Teens turning to drug overdose in suicide attempts
According to a new research teens are depending on over-the-counter medicines like aspirin and ibuprofen in their attempts to do suicide. The researchers said that antihistamines, antipsychotics and antidepressants were also some of the common choices.
John Ackerman who is the suicide prevention coordinator at Center for Suicide Prevention and Research at the Nationwide Children’s Hospital in Columbus, Ohio said that when people are in deep crisis, they don’t think deeply about the medicine they need to take instead end up taking what is available readily in the medicine cabinet. He said that the medical outcomes of these types of drugs are very severe in young people. Self-poisoning was more prevalent among girls than boys. In rural communities self-poisoning suicide attempts were more. Even if people survived a suicide attempt by this means, they end up with seizures or heart problems. The brain function may also be affected in some cases.
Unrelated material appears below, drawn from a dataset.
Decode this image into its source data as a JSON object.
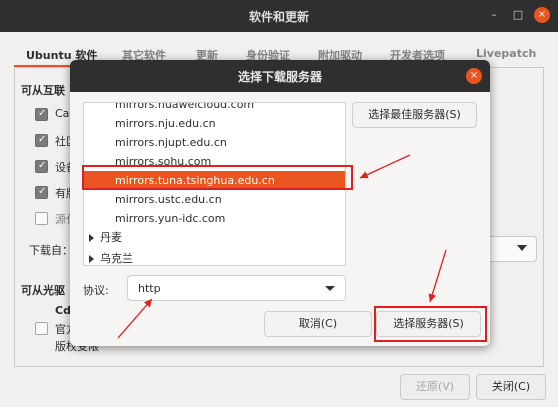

Nearly 1.6 million youth within the age group of 10-25 years attempted self-poisoning suicides between the years 2000-18. Antihistamines, antipsychotics, antidepressants and pain killers were mostly used in the attempts. ADHD medications were common among children within the age group of 10-15 years. The rural areas are the most at risk as they do not have access to mental care, social isolation and also economic factors. Ackerman said that school going years were the most vulnerable period for the children. He said that social media, bullying, stress and peer behavior might be the reason behind this.
The Suicide Awareness Voices of Education’s executive director, Daniel Reidenberg said that there are some notable signs shown by the person before they reach the crisis level. This includes problems with sleep, appetite, aches and other physical problems. Some people talk about being a burden or a loss of hope. He said that people at suicide risk should be monitored for their sleep. A sense of loneliness increases the chance of distress and increased thoughts of suicide.
Ackerman said that children who have attempted a self-poisoning should be taken to ER immediately. The early they are provided help, the better are the chances for good outcome.